More and more companies are demanding greater visibility into construction project performance. Simply put, companies want to know that funds are being well spent and that their projects are going to run to plan. As a result, increased demands are being made on project controllers to deliver timely and accurate cost and revenue forecasts to help shape business decisions. But hey, you know all about this, don’t you?
Before I get started on the details, I’ll give you a quick definition: A CPI Forecast allows project controls professionals to predict the performance of their project using a subjective CPI value rather than the calculated CPI that’s determined based on past performance.
Cash moves at a different pace than activities. Maybe that seems obvious, or maybe you’re not sure what I’m talking about; but it’s an important distinction to understand in construction project management.
When I first started working in project management, I had envisioned a job where I would spend my days walking around the construction jobsite carrying a big stick (not really) and telling people what to do. That appealed to me because I like organizing things and I get a kick of satisfaction when I see things moving along smoothly. To be honest, I’m actually better at organizing others than I am at organizing myself. You’d only have to take one peek at the disaster in my garage to see that in action. Anyway, the reality of my project management career has been that I’ve spent very little time at the actual jobsite, and most of my time with my face buried into schedules, budgets, cost projections, contracts and approving timesheets. Working with a smaller company managing big-ish projects, I had to learn quickly how to be a lot of things: a scheduler, cost controller, supply chain manager and the boss of a crew of people, all at the same time.
Excel is an amazing tool. It is truly the great multi-purpose software of our time. People can bend and twist spreadsheets to do pretty miraculous things - from planning a children’s party to full enterprise budgeting & forecasting.
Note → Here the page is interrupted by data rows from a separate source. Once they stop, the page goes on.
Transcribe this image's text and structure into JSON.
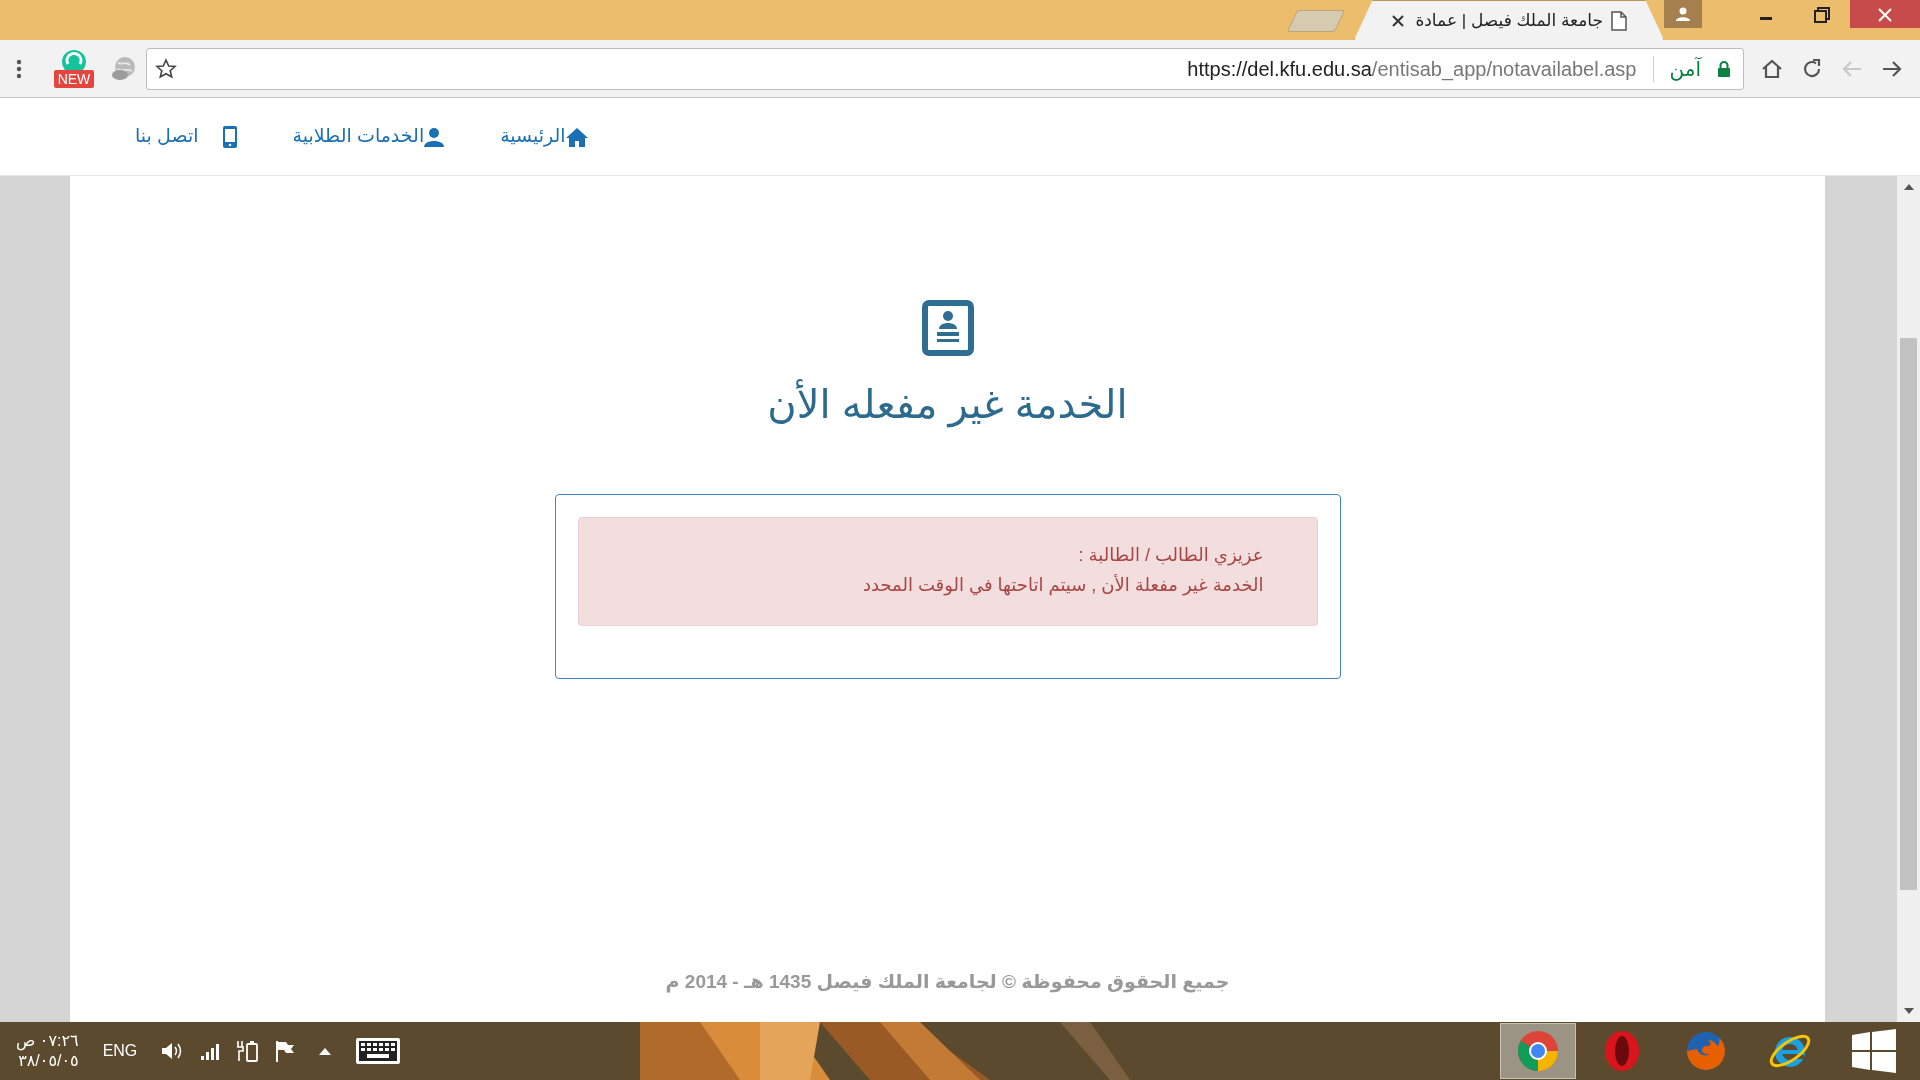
{
  "browser": {
    "tab_title": "جامعة الملك فيصل | عمادة",
    "url_host": "https://del.kfu.edu.sa",
    "url_path": "/entisab_app/notavailabel.asp",
    "security_label": "آمن",
    "extension_badge": "NEW",
    "nav_buttons": [
      {
        "kind": "forward",
        "disabled": false
      },
      {
        "kind": "back",
        "disabled": true
      },
      {
        "kind": "reload",
        "disabled": false
      },
      {
        "kind": "home",
        "disabled": false
      }
    ]
  },
  "nav": {
    "items": [
      {
        "label": "الرئيسية",
        "kind": "home"
      },
      {
        "label": "الخدمات الطلابية",
        "kind": "user"
      },
      {
        "label": "اتصل بنا",
        "kind": "mobile"
      }
    ]
  },
  "page": {
    "title": "الخدمة غير مفعله الأن",
    "alert_lines": [
      "عزيزي الطالب / الطالبة :",
      "الخدمة غير مفعلة الأن , سيتم اتاحتها في الوقت المحدد"
    ],
    "footer": "جميع الحقوق محفوظة © لجامعة الملك فيصل 1435 هـ - 2014 م"
  },
  "taskbar": {
    "time": "٠٧:٢٦ ص",
    "date": "٣٨/٠٥/٠٥",
    "language": "ENG",
    "apps": [
      {
        "kind": "chrome",
        "selected": true
      },
      {
        "kind": "opera",
        "selected": false
      },
      {
        "kind": "firefox",
        "selected": false
      },
      {
        "kind": "ie",
        "selected": false
      }
    ]
  }
}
Like anything, of course, it has its limits. Excel works just fine in many cases, but when it comes to more complex jobs - like estimating, tracking, controlling and analyzing large construction projects – it simply breaks down. People certainly try to force Excel to work in this field, and there’s no question that with enough time, resources and effort, a person could achieve some - rather limited - results. But the truth is, it’s just not worth it. Especially when there are good tools available which are designed specifically for that task.